Your objective:
Could you restate every entry word for word, leaving the pictures out?

BEGIN

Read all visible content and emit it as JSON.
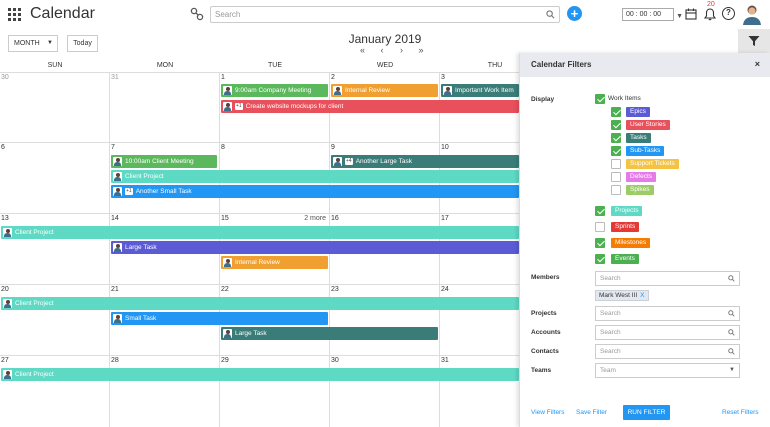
{
  "header": {
    "app_title": "Calendar",
    "search_placeholder": "Search",
    "add_label": "+",
    "timer": "00 : 00 : 00",
    "notification_count": "20",
    "help_label": "?"
  },
  "toolbar": {
    "view_select": "MONTH",
    "today_label": "Today",
    "period_title": "January 2019",
    "nav": [
      "«",
      "‹",
      "›",
      "»"
    ]
  },
  "weekdays": [
    "SUN",
    "MON",
    "TUE",
    "WED",
    "THU"
  ],
  "weeks": [
    {
      "days": [
        "30",
        "31",
        "1",
        "2",
        "3"
      ],
      "muted": [
        true,
        true,
        false,
        false,
        false
      ],
      "more": ""
    },
    {
      "days": [
        "6",
        "7",
        "8",
        "9",
        "10"
      ],
      "muted": [
        false,
        false,
        false,
        false,
        false
      ],
      "more": ""
    },
    {
      "days": [
        "13",
        "14",
        "15",
        "16",
        "17"
      ],
      "muted": [
        false,
        false,
        false,
        false,
        false
      ],
      "more": "2 more"
    },
    {
      "days": [
        "20",
        "21",
        "22",
        "23",
        "24"
      ],
      "muted": [
        false,
        false,
        false,
        false,
        false
      ],
      "more": ""
    },
    {
      "days": [
        "27",
        "28",
        "29",
        "30",
        "31"
      ],
      "muted": [
        false,
        false,
        false,
        false,
        false
      ],
      "more": ""
    }
  ],
  "events": [
    {
      "label": "9:00am Company Meeting",
      "color": "#5cb85c",
      "plus": ""
    },
    {
      "label": "Internal Review",
      "color": "#f0a030",
      "plus": ""
    },
    {
      "label": "Important Work Item",
      "color": "#3a7d78",
      "plus": ""
    },
    {
      "label": "Create website mockups for client",
      "color": "#e8505b",
      "plus": "+1"
    },
    {
      "label": "10:00am Client Meeting",
      "color": "#5cb85c",
      "plus": ""
    },
    {
      "label": "Another Large Task",
      "color": "#3a7d78",
      "plus": "+4"
    },
    {
      "label": "Client Project",
      "color": "#5dd9c4",
      "plus": ""
    },
    {
      "label": "Another Small Task",
      "color": "#2196f3",
      "plus": "+1"
    },
    {
      "label": "Client Project",
      "color": "#5dd9c4",
      "plus": ""
    },
    {
      "label": "Large Task",
      "color": "#5b5bd6",
      "plus": ""
    },
    {
      "label": "Internal Review",
      "color": "#f0a030",
      "plus": ""
    },
    {
      "label": "Client Project",
      "color": "#5dd9c4",
      "plus": ""
    },
    {
      "label": "Small Task",
      "color": "#2196f3",
      "plus": ""
    },
    {
      "label": "Large Task",
      "color": "#3a7d78",
      "plus": ""
    },
    {
      "label": "Client Project",
      "color": "#5dd9c4",
      "plus": ""
    }
  ],
  "filters": {
    "title": "Calendar Filters",
    "close": "×",
    "display_label": "Display",
    "work_items_label": "Work Items",
    "work_items_checked": true,
    "sub_items": [
      {
        "label": "Epics",
        "color": "#5b5bd6",
        "checked": true
      },
      {
        "label": "User Stories",
        "color": "#e8505b",
        "checked": true
      },
      {
        "label": "Tasks",
        "color": "#3a7d78",
        "checked": true
      },
      {
        "label": "Sub-Tasks",
        "color": "#2196f3",
        "checked": true
      },
      {
        "label": "Support Tickets",
        "color": "#f5c342",
        "checked": false
      },
      {
        "label": "Defects",
        "color": "#e57be8",
        "checked": false
      },
      {
        "label": "Spikes",
        "color": "#9ccc65",
        "checked": false
      }
    ],
    "other_items": [
      {
        "label": "Projects",
        "color": "#5dd9c4",
        "checked": true
      },
      {
        "label": "Sprints",
        "color": "#e53935",
        "checked": false
      },
      {
        "label": "Milestones",
        "color": "#f57c00",
        "checked": true
      },
      {
        "label": "Events",
        "color": "#4caf50",
        "checked": true
      }
    ],
    "members_label": "Members",
    "members_placeholder": "Search",
    "member_chip": "Mark West III",
    "member_chip_remove": "X",
    "projects_label": "Projects",
    "projects_placeholder": "Search",
    "accounts_label": "Accounts",
    "accounts_placeholder": "Search",
    "contacts_label": "Contacts",
    "contacts_placeholder": "Search",
    "teams_label": "Teams",
    "teams_placeholder": "Team",
    "view_filters": "View Filters",
    "save_filter": "Save Filter",
    "run_filter": "RUN FILTER",
    "reset_filters": "Reset Filters"
  }
}
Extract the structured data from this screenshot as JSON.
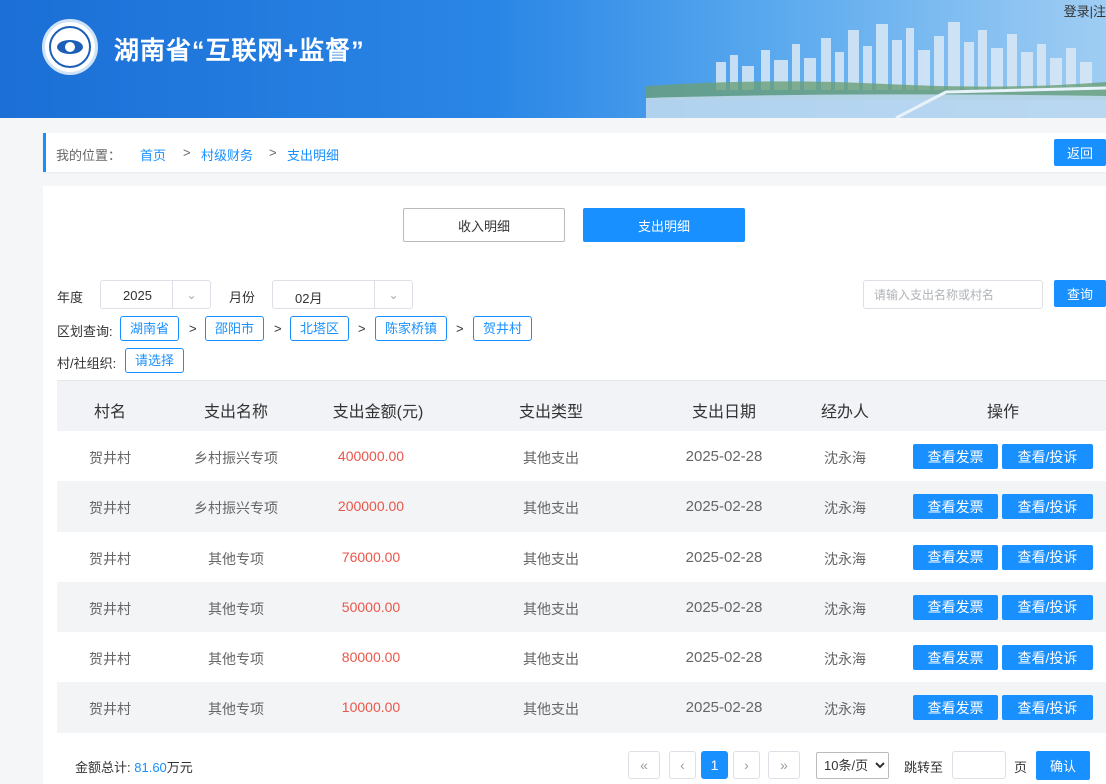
{
  "header": {
    "title": "湖南省“互联网+监督”",
    "login": "登录|注"
  },
  "breadcrumb": {
    "label": "我的位置：",
    "items": [
      "首页",
      "村级财务",
      "支出明细"
    ],
    "separator": ">",
    "back_label": "返回"
  },
  "tabs": {
    "income": "收入明细",
    "expense": "支出明细"
  },
  "filters": {
    "year_label": "年度",
    "year_value": "2025",
    "month_label": "月份",
    "month_value": "02月",
    "search_placeholder": "请输入支出名称或村名",
    "query_label": "查询",
    "region_label": "区划查询:",
    "regions": [
      "湖南省",
      "邵阳市",
      "北塔区",
      "陈家桥镇",
      "贺井村"
    ],
    "org_label": "村/社组织:",
    "org_select": "请选择"
  },
  "table": {
    "columns": [
      "村名",
      "支出名称",
      "支出金额(元)",
      "支出类型",
      "支出日期",
      "经办人",
      "操作"
    ],
    "view_invoice": "查看发票",
    "view_complain": "查看/投诉",
    "rows": [
      {
        "village": "贺井村",
        "name": "乡村振兴专项",
        "amount": "400000.00",
        "type": "其他支出",
        "date": "2025-02-28",
        "handler": "沈永海"
      },
      {
        "village": "贺井村",
        "name": "乡村振兴专项",
        "amount": "200000.00",
        "type": "其他支出",
        "date": "2025-02-28",
        "handler": "沈永海"
      },
      {
        "village": "贺井村",
        "name": "其他专项",
        "amount": "76000.00",
        "type": "其他支出",
        "date": "2025-02-28",
        "handler": "沈永海"
      },
      {
        "village": "贺井村",
        "name": "其他专项",
        "amount": "50000.00",
        "type": "其他支出",
        "date": "2025-02-28",
        "handler": "沈永海"
      },
      {
        "village": "贺井村",
        "name": "其他专项",
        "amount": "80000.00",
        "type": "其他支出",
        "date": "2025-02-28",
        "handler": "沈永海"
      },
      {
        "village": "贺井村",
        "name": "其他专项",
        "amount": "10000.00",
        "type": "其他支出",
        "date": "2025-02-28",
        "handler": "沈永海"
      }
    ]
  },
  "footer": {
    "total_label": "金额总计:",
    "total_value": "81.60",
    "total_unit": "万元",
    "first_glyph": "«",
    "prev_glyph": "‹",
    "current_page": "1",
    "next_glyph": "›",
    "last_glyph": "»",
    "page_size": "10条/页",
    "jump_label": "跳转至",
    "page_unit": "页",
    "confirm_label": "确认"
  }
}
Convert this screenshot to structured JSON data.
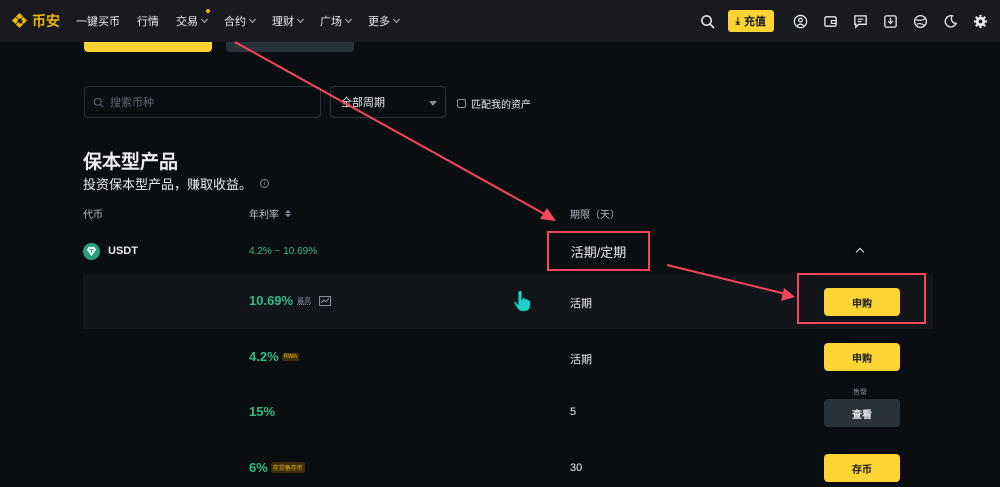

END

Task output:
Read all visible content and emit it as JSON.
{
  "header": {
    "app_title": "Calendar",
    "search_placeholder": "Search",
    "add_label": "+",
    "timer": "00 : 00 : 00",
    "notification_count": "20",
    "help_label": "?"
  },
  "toolbar": {
    "view_select": "MONTH",
    "today_label": "Today",
    "period_title": "January 2019",
    "nav": [
      "«",
      "‹",
      "›",
      "»"
    ]
  },
  "weekdays": [
    "SUN",
    "MON",
    "TUE",
    "WED",
    "THU"
  ],
  "weeks": [
    {
      "days": [
        "30",
        "31",
        "1",
        "2",
        "3"
      ],
      "muted": [
        true,
        true,
        false,
        false,
        false
      ],
      "more": ""
    },
    {
      "days": [
        "6",
        "7",
        "8",
        "9",
        "10"
      ],
      "muted": [
        false,
        false,
        false,
        false,
        false
      ],
      "more": ""
    },
    {
      "days": [
        "13",
        "14",
        "15",
        "16",
        "17"
      ],
      "muted": [
        false,
        false,
        false,
        false,
        false
      ],
      "more": "2 more"
    },
    {
      "days": [
        "20",
        "21",
        "22",
        "23",
        "24"
      ],
      "muted": [
        false,
        false,
        false,
        false,
        false
      ],
      "more": ""
    },
    {
      "days": [
        "27",
        "28",
        "29",
        "30",
        "31"
      ],
      "muted": [
        false,
        false,
        false,
        false,
        false
      ],
      "more": ""
    }
  ],
  "events": [
    {
      "label": "9:00am Company Meeting",
      "color": "#5cb85c",
      "plus": ""
    },
    {
      "label": "Internal Review",
      "color": "#f0a030",
      "plus": ""
    },
    {
      "label": "Important Work Item",
      "color": "#3a7d78",
      "plus": ""
    },
    {
      "label": "Create website mockups for client",
      "color": "#e8505b",
      "plus": "+1"
    },
    {
      "label": "10:00am Client Meeting",
      "color": "#5cb85c",
      "plus": ""
    },
    {
      "label": "Another Large Task",
      "color": "#3a7d78",
      "plus": "+4"
    },
    {
      "label": "Client Project",
      "color": "#5dd9c4",
      "plus": ""
    },
    {
      "label": "Another Small Task",
      "color": "#2196f3",
      "plus": "+1"
    },
    {
      "label": "Client Project",
      "color": "#5dd9c4",
      "plus": ""
    },
    {
      "label": "Large Task",
      "color": "#5b5bd6",
      "plus": ""
    },
    {
      "label": "Internal Review",
      "color": "#f0a030",
      "plus": ""
    },
    {
      "label": "Client Project",
      "color": "#5dd9c4",
      "plus": ""
    },
    {
      "label": "Small Task",
      "color": "#2196f3",
      "plus": ""
    },
    {
      "label": "Large Task",
      "color": "#3a7d78",
      "plus": ""
    },
    {
      "label": "Client Project",
      "color": "#5dd9c4",
      "plus": ""
    }
  ],
  "filters": {
    "title": "Calendar Filters",
    "close": "×",
    "display_label": "Display",
    "work_items_label": "Work Items",
    "work_items_checked": true,
    "sub_items": [
      {
        "label": "Epics",
        "color": "#5b5bd6",
        "checked": true
      },
      {
        "label": "User Stories",
        "color": "#e8505b",
        "checked": true
      },
      {
        "label": "Tasks",
        "color": "#3a7d78",
        "checked": true
      },
      {
        "label": "Sub-Tasks",
        "color": "#2196f3",
        "checked": true
      },
      {
        "label": "Support Tickets",
        "color": "#f5c342",
        "checked": false
      },
      {
        "label": "Defects",
        "color": "#e57be8",
        "checked": false
      },
      {
        "label": "Spikes",
        "color": "#9ccc65",
        "checked": false
      }
    ],
    "other_items": [
      {
        "label": "Projects",
        "color": "#5dd9c4",
        "checked": true
      },
      {
        "label": "Sprints",
        "color": "#e53935",
        "checked": false
      },
      {
        "label": "Milestones",
        "color": "#f57c00",
        "checked": true
      },
      {
        "label": "Events",
        "color": "#4caf50",
        "checked": true
      }
    ],
    "members_label": "Members",
    "members_placeholder": "Search",
    "member_chip": "Mark West III",
    "member_chip_remove": "X",
    "projects_label": "Projects",
    "projects_placeholder": "Search",
    "accounts_label": "Accounts",
    "accounts_placeholder": "Search",
    "contacts_label": "Contacts",
    "contacts_placeholder": "Search",
    "teams_label": "Teams",
    "teams_placeholder": "Team",
    "view_filters": "View Filters",
    "save_filter": "Save Filter",
    "run_filter": "RUN FILTER",
    "reset_filters": "Reset Filters"
  }
}
Extract the structured data from this screenshot as JSON.
{
  "header": {
    "title": "湖南省“互联网+监督”",
    "login": "登录|注"
  },
  "breadcrumb": {
    "label": "我的位置：",
    "items": [
      "首页",
      "村级财务",
      "支出明细"
    ],
    "separator": ">",
    "back_label": "返回"
  },
  "tabs": {
    "income": "收入明细",
    "expense": "支出明细"
  },
  "filters": {
    "year_label": "年度",
    "year_value": "2025",
    "month_label": "月份",
    "month_value": "02月",
    "search_placeholder": "请输入支出名称或村名",
    "query_label": "查询",
    "region_label": "区划查询:",
    "regions": [
      "湖南省",
      "邵阳市",
      "北塔区",
      "陈家桥镇",
      "贺井村"
    ],
    "org_label": "村/社组织:",
    "org_select": "请选择"
  },
  "table": {
    "columns": [
      "村名",
      "支出名称",
      "支出金额(元)",
      "支出类型",
      "支出日期",
      "经办人",
      "操作"
    ],
    "view_invoice": "查看发票",
    "view_complain": "查看/投诉",
    "rows": [
      {
        "village": "贺井村",
        "name": "乡村振兴专项",
        "amount": "400000.00",
        "type": "其他支出",
        "date": "2025-02-28",
        "handler": "沈永海"
      },
      {
        "village": "贺井村",
        "name": "乡村振兴专项",
        "amount": "200000.00",
        "type": "其他支出",
        "date": "2025-02-28",
        "handler": "沈永海"
      },
      {
        "village": "贺井村",
        "name": "其他专项",
        "amount": "76000.00",
        "type": "其他支出",
        "date": "2025-02-28",
        "handler": "沈永海"
      },
      {
        "village": "贺井村",
        "name": "其他专项",
        "amount": "50000.00",
        "type": "其他支出",
        "date": "2025-02-28",
        "handler": "沈永海"
      },
      {
        "village": "贺井村",
        "name": "其他专项",
        "amount": "80000.00",
        "type": "其他支出",
        "date": "2025-02-28",
        "handler": "沈永海"
      },
      {
        "village": "贺井村",
        "name": "其他专项",
        "amount": "10000.00",
        "type": "其他支出",
        "date": "2025-02-28",
        "handler": "沈永海"
      }
    ]
  },
  "footer": {
    "total_label": "金额总计:",
    "total_value": "81.60",
    "total_unit": "万元",
    "first_glyph": "«",
    "prev_glyph": "‹",
    "current_page": "1",
    "next_glyph": "›",
    "last_glyph": "»",
    "page_size": "10条/页",
    "jump_label": "跳转至",
    "page_unit": "页",
    "confirm_label": "确认"
  }
}
Convert this screenshot to structured JSON data.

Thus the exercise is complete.